Prime Minister Theresa May has come under fire for her intervention in talks aimed at restoring devolved government in Northern Ireland.
Mrs May and Irish Prime Minister Leo Varadkar travelled to Stormont on Monday hoping to push forward a breakthrough that would end the 13-month political impasse.
But the move has received significant criticism with the Democratic Unionist Party (DUP), whose 10 MPs are helping to prop up the Conservatives at Westminster, among the most scathing.
The DUP's Simon Hamilton said: "I think the visit of the Prime Minister and the Taoiseach acted as a bit of a distraction at the beginning of the week.
"I don't think it was entirely helpful in getting us to reach a successful conclusion."
Mr Hamilton's comments followed similar sentiment expressed by his party leader Arlene Foster on Tuesday.
Pressed further on whether the Prime Minister had ignored advice to stay away, Mr Hamilton suggested the visit had hindered progress.
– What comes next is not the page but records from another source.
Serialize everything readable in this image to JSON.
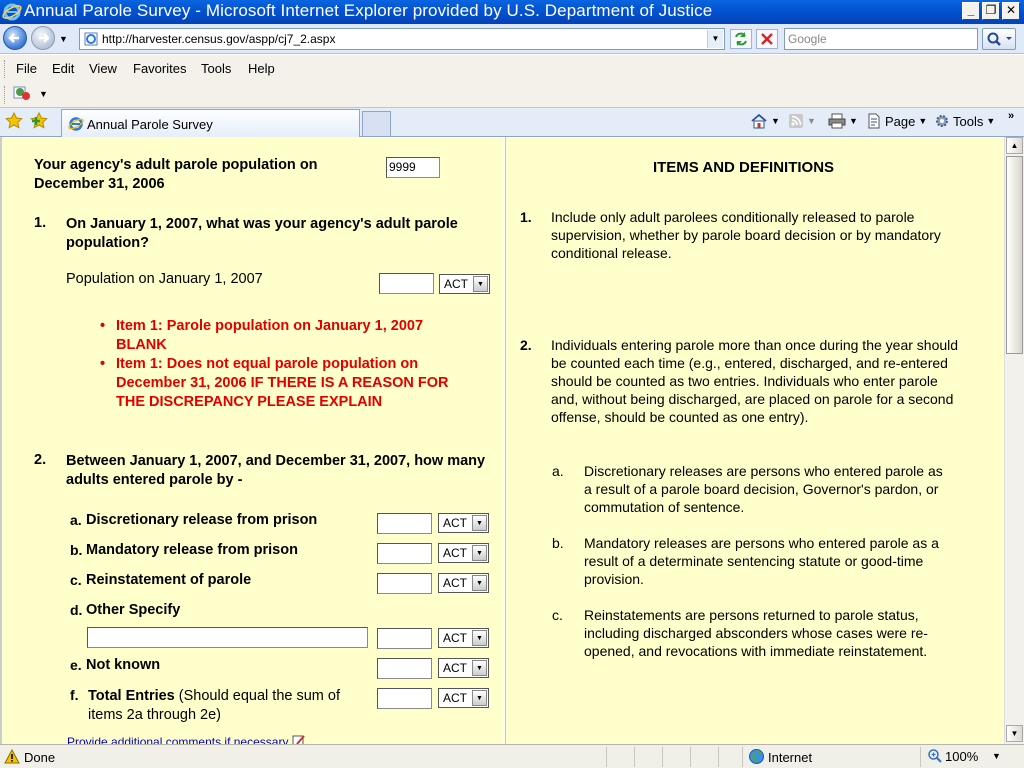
{
  "window": {
    "title": "Annual Parole Survey - Microsoft Internet Explorer provided by U.S. Department of Justice"
  },
  "address": {
    "url": "http://harvester.census.gov/aspp/cj7_2.aspx"
  },
  "search": {
    "placeholder": "Google"
  },
  "menu": [
    "File",
    "Edit",
    "View",
    "Favorites",
    "Tools",
    "Help"
  ],
  "tab": {
    "label": "Annual Parole Survey"
  },
  "commands": {
    "page": "Page",
    "tools": "Tools"
  },
  "form": {
    "header_label": "Your agency's adult parole population on December 31, 2006",
    "header_value": "9999",
    "q1": {
      "num": "1.",
      "text": "On January 1, 2007, what was your agency's adult parole population?",
      "field_label": "Population on January 1, 2007",
      "select": "ACT",
      "errors": [
        "Item 1: Parole population on January 1, 2007 BLANK",
        "Item 1: Does not equal parole population on December 31, 2006 IF THERE IS A REASON FOR THE DISCREPANCY PLEASE EXPLAIN"
      ]
    },
    "q2": {
      "num": "2.",
      "text": "Between January 1, 2007, and December 31, 2007, how many adults entered parole by -",
      "items": [
        {
          "letter": "a.",
          "label": "Discretionary release from prison",
          "select": "ACT"
        },
        {
          "letter": "b.",
          "label": "Mandatory release from prison",
          "select": "ACT"
        },
        {
          "letter": "c.",
          "label": "Reinstatement of parole",
          "select": "ACT"
        },
        {
          "letter": "d.",
          "label": "Other Specify",
          "select": "ACT"
        },
        {
          "letter": "e.",
          "label": "Not known",
          "select": "ACT"
        }
      ],
      "total": {
        "letter": "f.",
        "label": "Total Entries",
        "note": "(Should equal the sum of items 2a through 2e)",
        "select": "ACT"
      }
    },
    "comments_link": "Provide additional comments if necessary"
  },
  "definitions": {
    "heading": "ITEMS AND DEFINITIONS",
    "d1": {
      "num": "1.",
      "text": "Include only adult parolees conditionally released to parole supervision, whether by parole board decision or by mandatory conditional release."
    },
    "d2": {
      "num": "2.",
      "text": "Individuals entering parole more than once during the year should be counted each time (e.g., entered, discharged, and re-entered should be counted as two entries. Individuals who enter parole and, without being discharged, are placed on parole for a second offense, should be counted as one entry)."
    },
    "d2a": {
      "letter": "a.",
      "text": "Discretionary releases are persons who entered parole as a result of a parole board decision, Governor's pardon, or commutation of sentence."
    },
    "d2b": {
      "letter": "b.",
      "text": "Mandatory releases are persons who entered parole as a result of a determinate sentencing statute or good-time provision."
    },
    "d2c": {
      "letter": "c.",
      "text": "Reinstatements are persons returned to parole status, including discharged absconders whose cases were re-opened, and revocations with immediate reinstatement."
    }
  },
  "status": {
    "left": "Done",
    "zone": "Internet",
    "zoom": "100%"
  }
}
"I am sure, as all prime ministers get advice from time to time they can take that advice or they can ignore that advice. Certainly, in our view it acted as a distraction." he added.
"We were unable to build on progress we had been making at the end of last week and I think we have run out of road in respect of this process."
There was also disquiet surrounding the arrival at Stormont of the Taoiseach on Monday.
The DUP declined to meet Mr Varadkar, claiming that the talks were focused on issues internal to Northern Ireland.
Naomi Long, from the cross-community Alliance Party, said both the British and Irish governments had not paid heed to warnings and were too optimistic.
She said: "At the time it seemed that the governments, for whatever reason, got it into their head more progress was being made than was possible.
"We warned them on Friday, we warned them clearly on Friday that we thought they were being far too optimistic and taking far too much for granted.
"On Monday we had the showcase of the Prime Minister and the Taoiseach arriving here (Stormont) and we hoped that was to try and inject sufficient momentum and confidence to get people over the line.
"We had no evidence for that other than the optimism in the NIO (Northern Ireland Office) and DFA (Department of Foreign Affairs).
"We hoped that was the case. As it turns out, they had been stringing them along too."